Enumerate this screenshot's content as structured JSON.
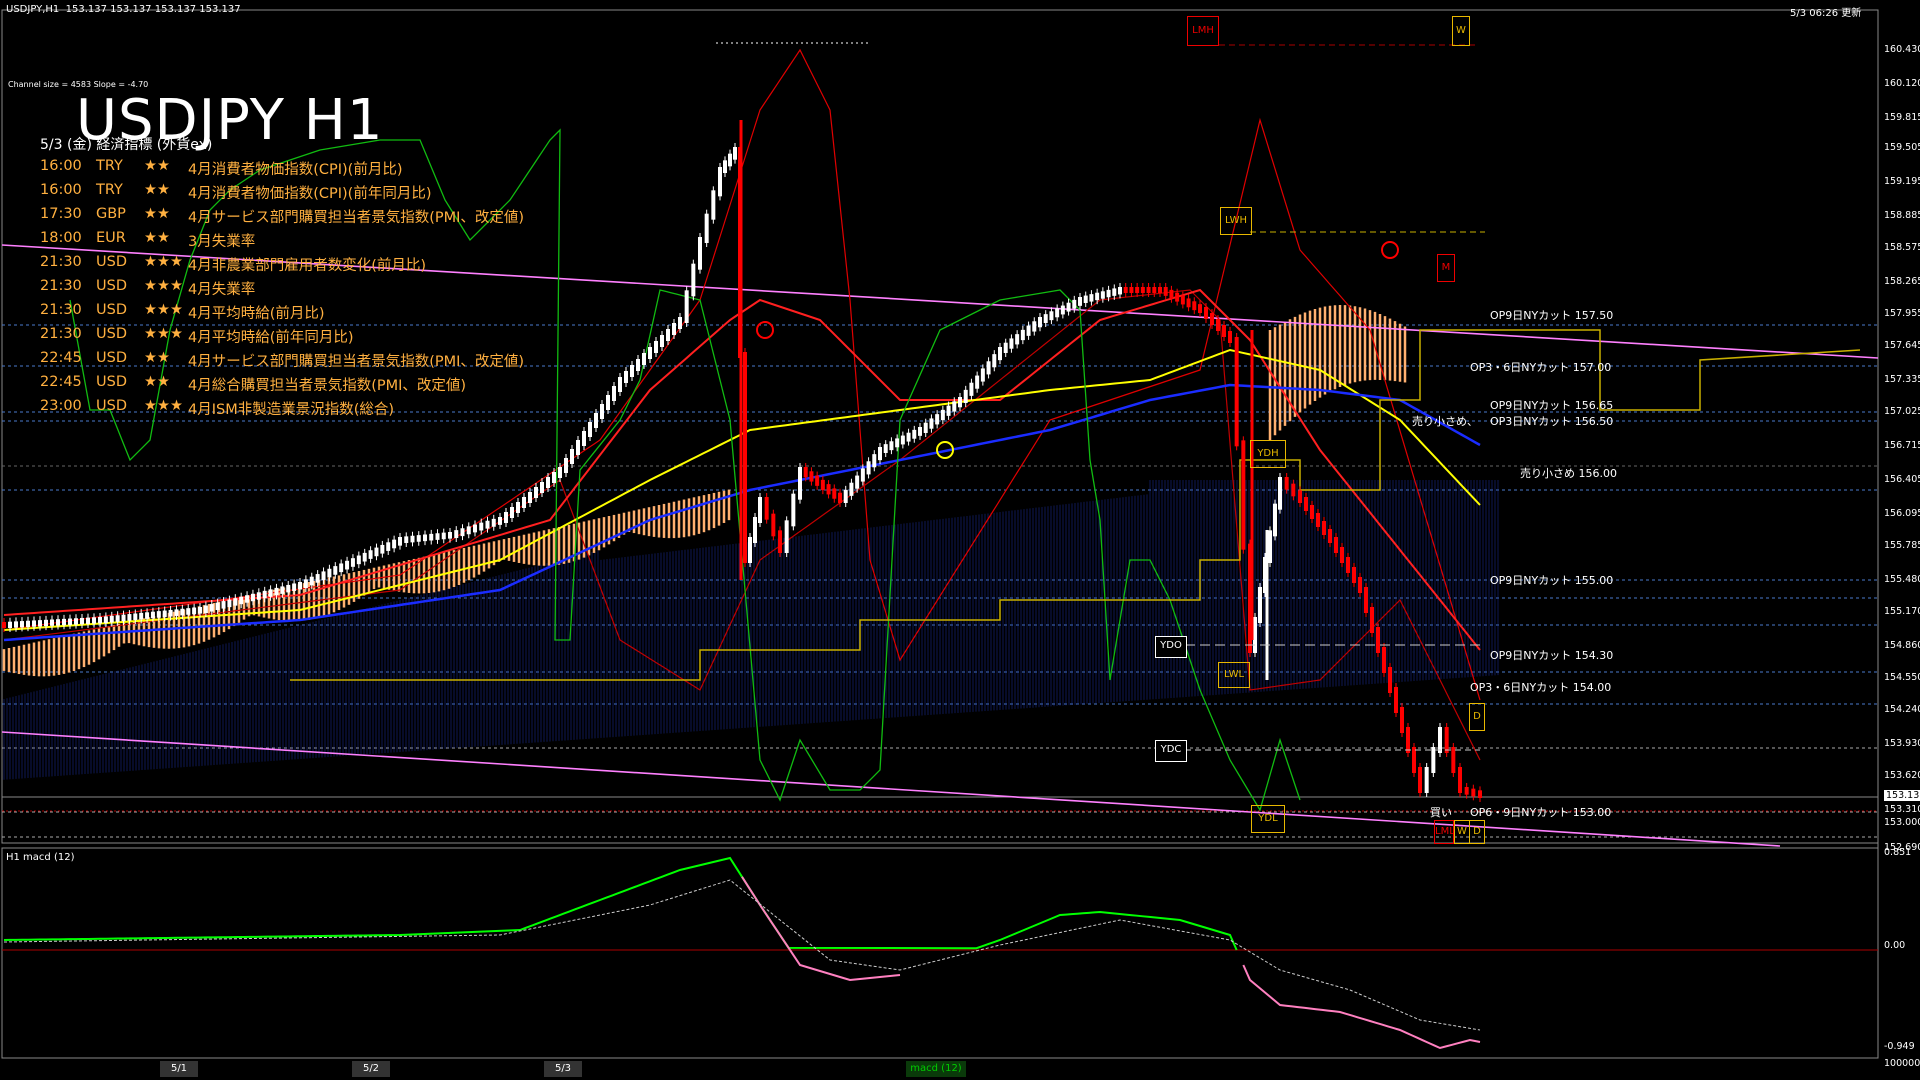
{
  "header": {
    "symbol_info": "USDJPY,H1  153.137 153.137 153.137 153.137",
    "datetime_update": "5/3 06:26 更新",
    "channel_info": "Channel size = 4583 Slope = -4.70"
  },
  "title": "USDJPY H1",
  "economic_calendar": {
    "subtitle": "5/3 (金) 経済指標 (外貨ex)",
    "rows": [
      {
        "time": "16:00",
        "cur": "TRY",
        "stars": "★★",
        "event": "4月消費者物価指数(CPI)(前月比)",
        "color": "#ffb040"
      },
      {
        "time": "16:00",
        "cur": "TRY",
        "stars": "★★",
        "event": "4月消費者物価指数(CPI)(前年同月比)",
        "color": "#ffb040"
      },
      {
        "time": "17:30",
        "cur": "GBP",
        "stars": "★★",
        "event": "4月サービス部門購買担当者景気指数(PMI、改定値)",
        "color": "#ffb040"
      },
      {
        "time": "18:00",
        "cur": "EUR",
        "stars": "★★",
        "event": "3月失業率",
        "color": "#ffb040"
      },
      {
        "time": "21:30",
        "cur": "USD",
        "stars": "★★★",
        "event": "4月非農業部門雇用者数変化(前月比)",
        "color": "#ffb040"
      },
      {
        "time": "21:30",
        "cur": "USD",
        "stars": "★★★",
        "event": "4月失業率",
        "color": "#ffb040"
      },
      {
        "time": "21:30",
        "cur": "USD",
        "stars": "★★★",
        "event": "4月平均時給(前月比)",
        "color": "#ffb040"
      },
      {
        "time": "21:30",
        "cur": "USD",
        "stars": "★★★",
        "event": "4月平均時給(前年同月比)",
        "color": "#ffb040"
      },
      {
        "time": "22:45",
        "cur": "USD",
        "stars": "★★",
        "event": "4月サービス部門購買担当者景気指数(PMI、改定値)",
        "color": "#ffb040"
      },
      {
        "time": "22:45",
        "cur": "USD",
        "stars": "★★",
        "event": "4月総合購買担当者景気指数(PMI、改定値)",
        "color": "#ffb040"
      },
      {
        "time": "23:00",
        "cur": "USD",
        "stars": "★★★",
        "event": "4月ISM非製造業景況指数(総合)",
        "color": "#ffb040"
      }
    ]
  },
  "price_axis": [
    "160.430",
    "160.120",
    "159.815",
    "159.505",
    "159.195",
    "158.885",
    "158.575",
    "158.265",
    "157.955",
    "157.645",
    "157.335",
    "157.025",
    "156.715",
    "156.405",
    "156.095",
    "155.785",
    "155.480",
    "155.170",
    "154.860",
    "154.550",
    "154.240",
    "153.930",
    "153.620",
    "153.310",
    "153.137",
    "153.000",
    "152.690"
  ],
  "macd_axis": [
    "0.851",
    "0.00",
    "-0.949",
    "100000"
  ],
  "macd_label": "H1 macd (12)",
  "option_levels": [
    {
      "label": "OP9日NYカット 157.50"
    },
    {
      "label": "OP3・6日NYカット 157.00"
    },
    {
      "label": "OP9日NYカット 156.65"
    },
    {
      "label": "OP3日NYカット 156.50"
    },
    {
      "label": "売り小さめ、"
    },
    {
      "label": "売り小さめ 156.00"
    },
    {
      "label": "OP9日NYカット 155.00"
    },
    {
      "label": "OP9日NYカット 154.30"
    },
    {
      "label": "OP3・6日NYカット 154.00"
    },
    {
      "label": "買い"
    },
    {
      "label": "OP6・9日NYカット 153.00"
    }
  ],
  "boxes": {
    "lmh": "LMH",
    "w_top": "W",
    "lwh": "LWH",
    "m": "M",
    "ydh": "YDH",
    "ydo": "YDO",
    "lwl": "LWL",
    "ydc": "YDC",
    "d1": "D",
    "ydl": "YDL",
    "lml": "LML",
    "w_bot": "W",
    "d2": "D"
  },
  "time_tabs": [
    "5/1",
    "5/2",
    "5/3"
  ],
  "indicator_tab": "macd (12)",
  "colors": {
    "bg": "#000000",
    "candle_up": "#ffffff",
    "candle_down": "#ff0000",
    "ma_yellow": "#ffff00",
    "ma_blue": "#0000ff",
    "channel": "#ff80ff",
    "kumo": "#ffb070",
    "macd_main": "#00ff00"
  }
}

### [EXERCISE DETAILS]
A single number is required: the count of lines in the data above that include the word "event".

### [THE ANSWER]
11